### Directions for this task
A line belongs in the answer only if it contains the word "icon"; copy every such line from the listing below.

### Records shown

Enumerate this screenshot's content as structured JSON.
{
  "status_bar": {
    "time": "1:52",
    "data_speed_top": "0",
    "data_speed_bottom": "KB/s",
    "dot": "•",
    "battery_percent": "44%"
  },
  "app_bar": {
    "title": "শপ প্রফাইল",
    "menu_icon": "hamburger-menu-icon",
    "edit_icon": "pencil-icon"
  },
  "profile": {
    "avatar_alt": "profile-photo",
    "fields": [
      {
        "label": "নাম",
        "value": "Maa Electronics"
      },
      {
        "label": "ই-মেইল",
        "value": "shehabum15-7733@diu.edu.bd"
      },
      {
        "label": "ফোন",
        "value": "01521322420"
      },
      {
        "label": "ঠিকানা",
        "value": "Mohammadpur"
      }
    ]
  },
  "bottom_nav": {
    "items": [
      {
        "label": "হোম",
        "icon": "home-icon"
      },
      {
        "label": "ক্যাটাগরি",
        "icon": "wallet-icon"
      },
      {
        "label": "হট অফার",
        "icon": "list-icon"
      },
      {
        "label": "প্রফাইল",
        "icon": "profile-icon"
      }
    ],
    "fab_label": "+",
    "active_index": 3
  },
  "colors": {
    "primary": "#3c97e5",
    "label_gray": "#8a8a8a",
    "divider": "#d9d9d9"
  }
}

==

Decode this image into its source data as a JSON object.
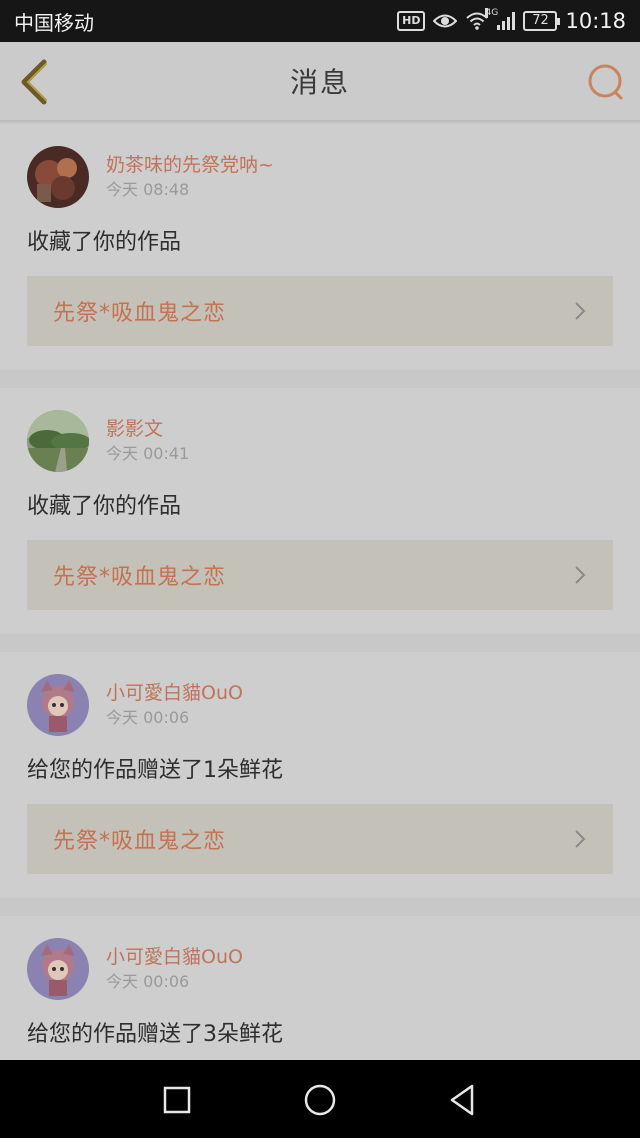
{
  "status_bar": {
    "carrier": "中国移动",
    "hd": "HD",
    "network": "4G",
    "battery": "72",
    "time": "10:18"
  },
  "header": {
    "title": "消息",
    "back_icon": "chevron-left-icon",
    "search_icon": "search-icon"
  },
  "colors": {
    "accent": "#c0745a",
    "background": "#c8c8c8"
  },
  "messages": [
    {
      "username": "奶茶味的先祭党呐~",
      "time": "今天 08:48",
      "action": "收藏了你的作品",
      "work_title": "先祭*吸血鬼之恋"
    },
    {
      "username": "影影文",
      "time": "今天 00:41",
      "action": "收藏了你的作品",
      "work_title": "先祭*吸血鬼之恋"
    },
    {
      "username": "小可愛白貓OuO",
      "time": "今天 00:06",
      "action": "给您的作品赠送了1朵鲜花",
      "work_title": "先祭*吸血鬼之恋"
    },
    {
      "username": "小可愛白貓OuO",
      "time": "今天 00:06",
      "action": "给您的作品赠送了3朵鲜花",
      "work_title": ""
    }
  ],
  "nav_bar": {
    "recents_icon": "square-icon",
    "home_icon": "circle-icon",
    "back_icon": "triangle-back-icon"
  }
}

### Written response
    "menu_icon": "hamburger-menu-icon",
    "edit_icon": "pencil-icon"
        "icon": "home-icon"
        "icon": "wallet-icon"
        "icon": "list-icon"
        "icon": "profile-icon"
    "back_icon": "chevron-left-icon",
    "search_icon": "search-icon"
    "recents_icon": "square-icon",
    "home_icon": "circle-icon",
    "back_icon": "triangle-back-icon"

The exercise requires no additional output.